Photo Credit: Phivos Aristides
Award-winning author Anna Richland is a former military officer turned romance writer. She lives with her quietly funny Canadian husband and two less-quiet children in a century-old house in Seattle, Washington. Her two favorite parts of being an author are that it’s okay to have imaginary friends talking in her head and that her office is frequently a coffee shop.
Because writing about herself in third person is awkward, she’ll resort to a question and answer format below.
What do you write?
First to Burn is Book One of The Immortal Vikings, my paranormal romantic suspense series. The series continues with The Second Lie and I have plans for three more books in that world
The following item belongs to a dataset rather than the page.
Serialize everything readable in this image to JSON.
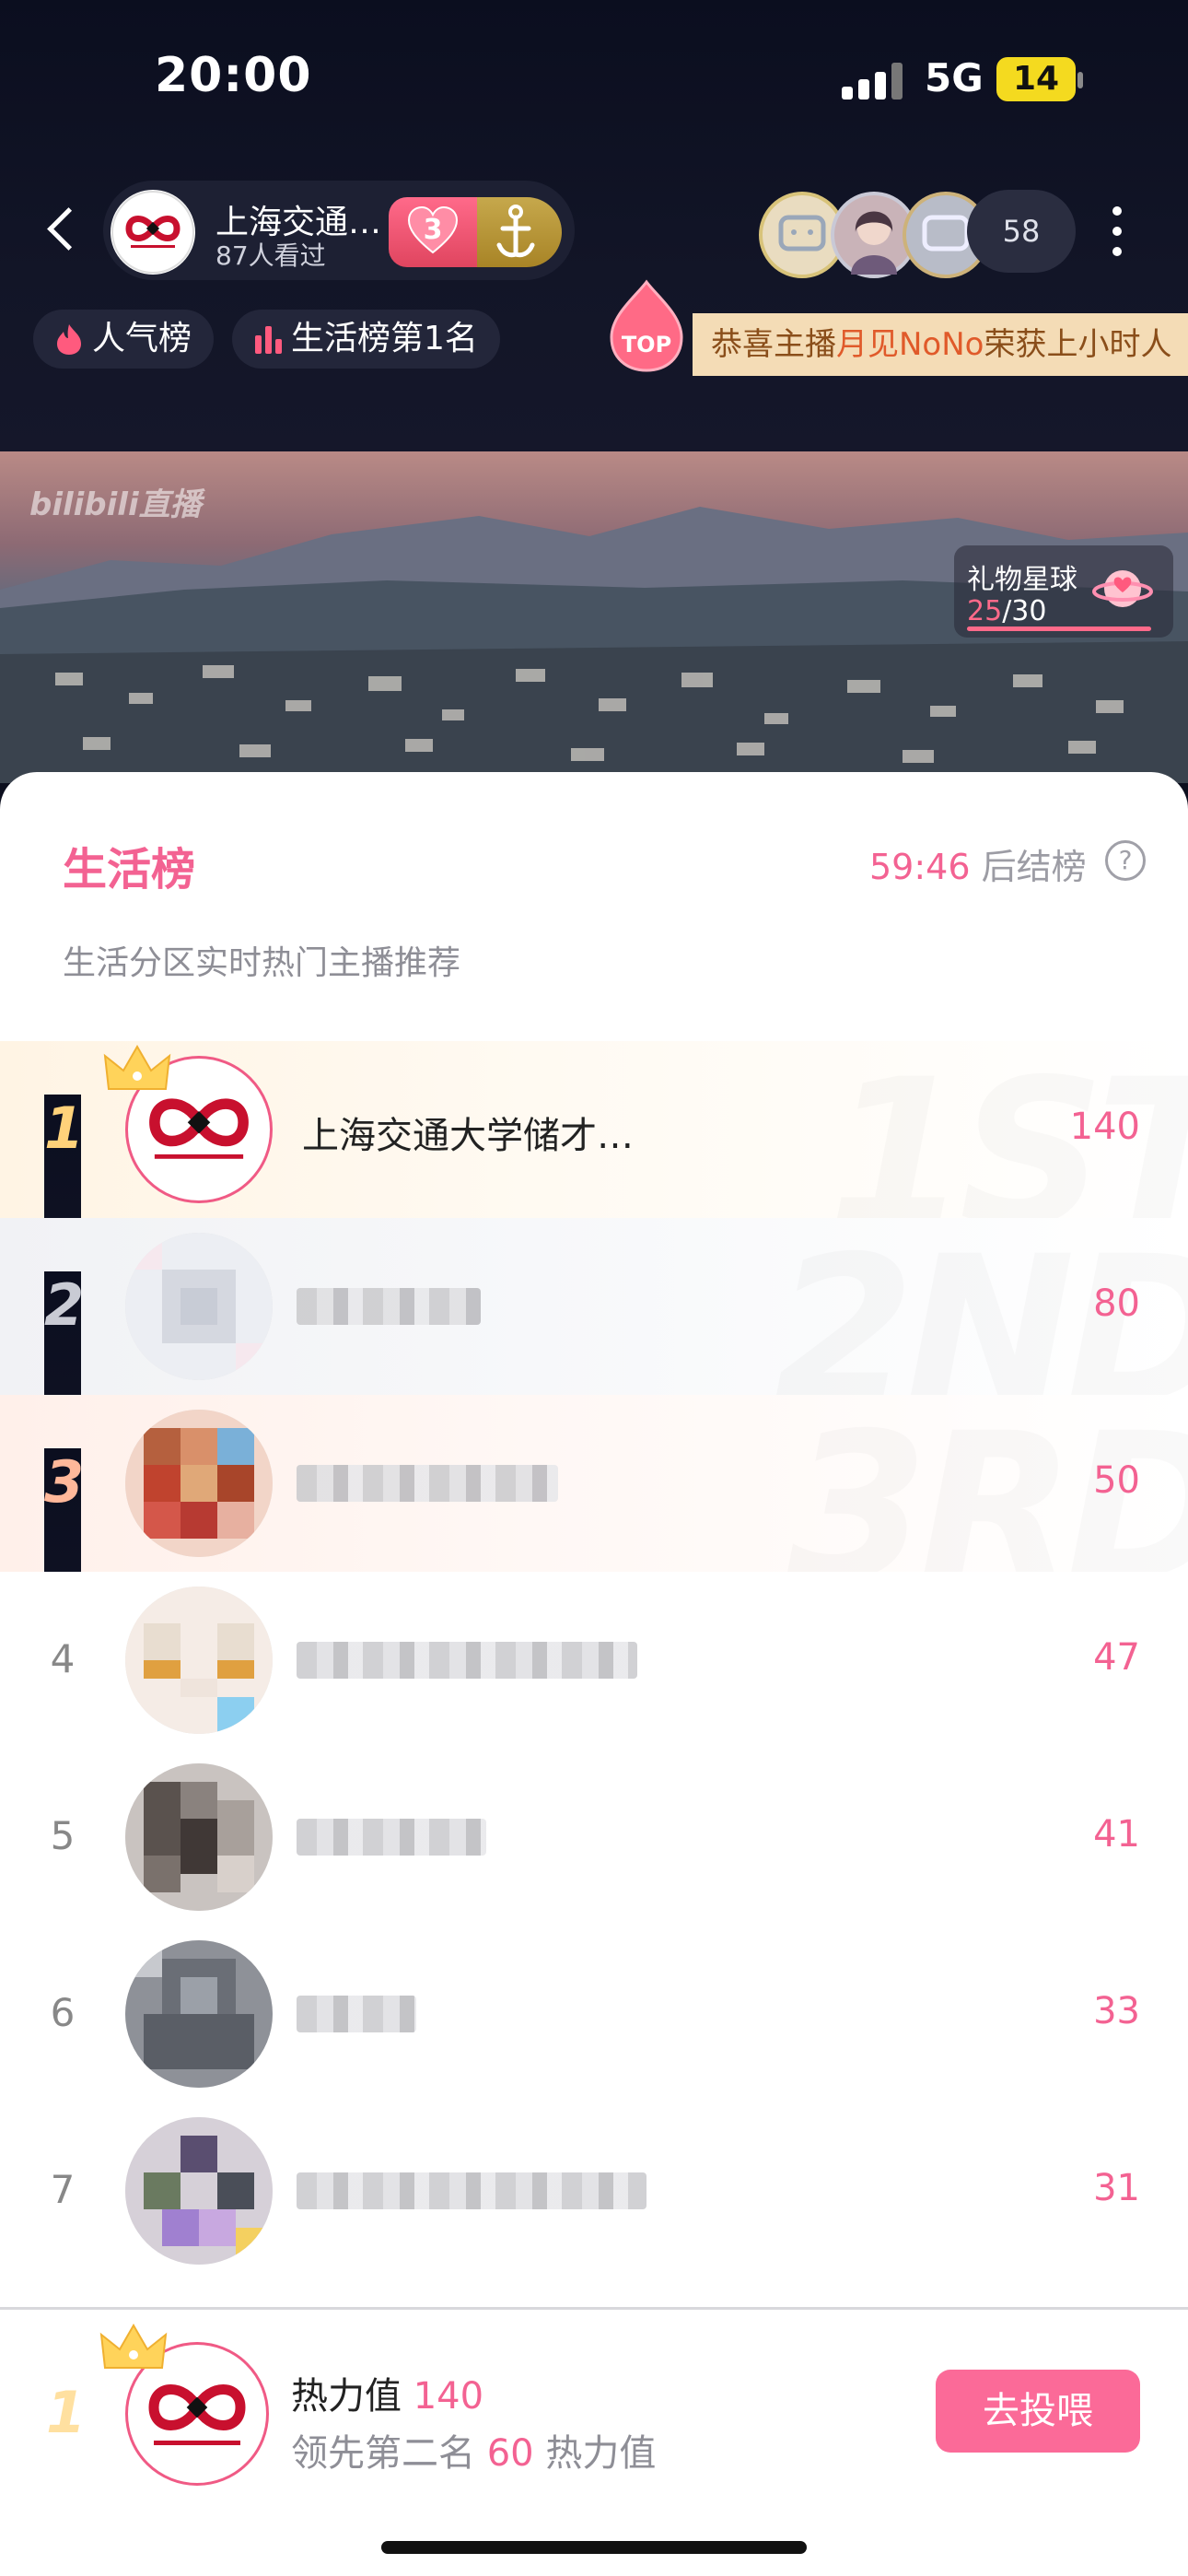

My contemporary military holiday story His Road Home won the 2015 RITAtm Award for Best Romance Novella from Romance Writers of America. I’m working on a sequel culminating in Rey and Grace’s wedding and a future story about Jenni, Grace’s sister.
Excerpts of my current and upcoming books are available on my Books Page.
Where can readers find your books?
At your preferred e-book retailer! My publisher Carina Press is a division of Harlequin Enterprises Limited, so my e-books are sold everywhere. Mass-market print versions of First to Burn and The Second Lie are also available directly from Harlequin.com.
Did you base your heroine Theresa’s Army experiences on your own?
Me in 1988
Although I also joined Army ROTC to defray tuition, that’s the total of my resemblance to Theresa, the tall, athletic, dark-haired, super-organized heroine of First to Burn. (Actually, I once lost a 9mm Beretta down my cargo pants, like Theresa — try driving with that bumping your boot — and the suitcase full of cash scene is based on another story, but to the best of my knowledge, I’ve never met an immortal Viking.).
I served a decade earlier than my characters, and was fortunate to work with excellent role models in places as varied as Panama, Japan, Germany, Macedonia, Bulgaria, Albania, Kosovo, and home in Washington State. After reaching the rank of major, I left the army in 2004.
Where do you get ideas?
Personal experiences only go so far to create a 100,000 word novel. When I was the librarian at my son’s preschool, for the Scandinavia-themed week I chose several children’s versions of Beowulf. Reading them, I wondered about the other men in the illustrations – Beowulf’s crew. Who were they? What happened to them? Those questions circled in my brain alongside Warren Zevon’s lyrics for Roland The Headless Thompson Gunner. What if Beowulf’s crew had become immortal like Roland from the song? Where would they be today? First to Burn is my answer.
His Road Home was also inspired by a song – Brandi Carlile’s Hard Way Home – and by news accounts describing the challenges facing veterans at Walter Reed National Military Medical Center.
What’s the hardest part about writing?
I find that editing, revising, and polishing is excruciating. I spread the whole book on the floor to study its structure. Too bad we don’t have a cat to help!
I also suffer over selecting character names and comma placement. The Social Security Administration website’s list of popular names by birth year is helpful for the former. No amount of lectures from contest judges or guidance from my husband seems to fix the latter, so I’m happy to have professional editors keep a sharp eye on me.